When you spend money as a business, you need to know what you're getting for your dollar. Otherwise, you can struggle to succeed — throwing money at an unsuccessful endeavor can be costly and unproductive. That's why it's critical to identify metrics you can examine to make sure your money is being spent wisely.
The same is true when it comes to your marketing budget. Determining your marketing return on investment (or ROI) is how you can figure out how successful your marketing strategy is. It's also evidence you can use when meeting with company executives to justify your marketing budget.
Having a positive ROI means that you made more money than you spent on the marketing strategy. Negative ROI means you've lost money on your marketing strategy and you need to reassess your tactics.
Calculating your marketing ROI can often be more complex to calculate than you may think. It's important to establish your benchmarks before you begin the campaign.
What is ROI?
ROI is how much money you make on a project after you factor in how much you've spent. There are two ways to determine your ROI on a given project:
- Your net returns divided by your total investment of money x 100%
- Your investment gain divided by your investment base total x 100%
You can apply this formula to any expenditure for your business. Here's how you use it to calculate the value of what you're spending on marketing.
What is marketing ROI?
Your marketing ROI is how much money you make from your marketing efforts minus the money you spent on them. Your "net return" represents any growth in sales. Your "total investment" is the amount of capital you spent upfront. Not all growth you observe in sales can be credited to marketing. Here's the equation:

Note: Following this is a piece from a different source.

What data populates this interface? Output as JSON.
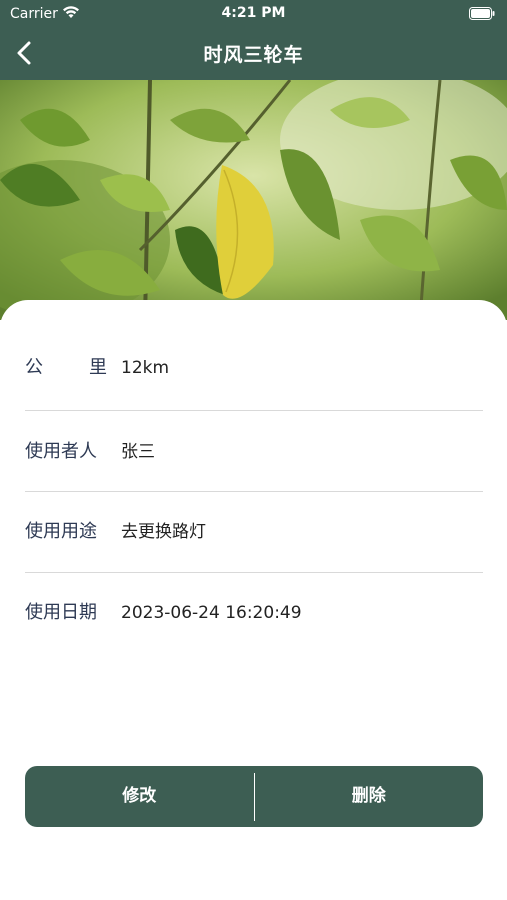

Sales Growth — Organic Sales Growth — Marketing Costs = Net Return
How to Calculate Marketing ROI
Marketing ROI can include multiple variables:
- The cost of man-hours employees must use to achieve marketing objectives
- Site traffic
- Conversion rates
- Average value of a first-time sale
- Lifetime value of a customer in one year
You'll also want to know your sales growth, which can be estimated by determining how much your sales numbers would be if you did not invest anything in marketing. That number is your organic sales growth.
Increasing the accuracy of marketing ROI calculations
To get an accurate depiction of your marketing ROI, you'll want all the numbers you input into your calculations to be as accurate as possible. Keep in mind:
- Net returns depreciate over time. Receiving $1,000 this month is more valuable than receiving $1,000 over the course of the next year.
- You'll need to figure out your discount rate, which is how much the value decreases over time.
- Marketing ROI should account for your customer's lifetime value as opposed to their value after the first purchase.
One advantage of using marketing is how it helps increase your brand's awareness over time, which often affects your customers' buying decisions. While not a traditional marketing ROI metric, it can still have an impact. Estimate your brand's value and add it to net returns.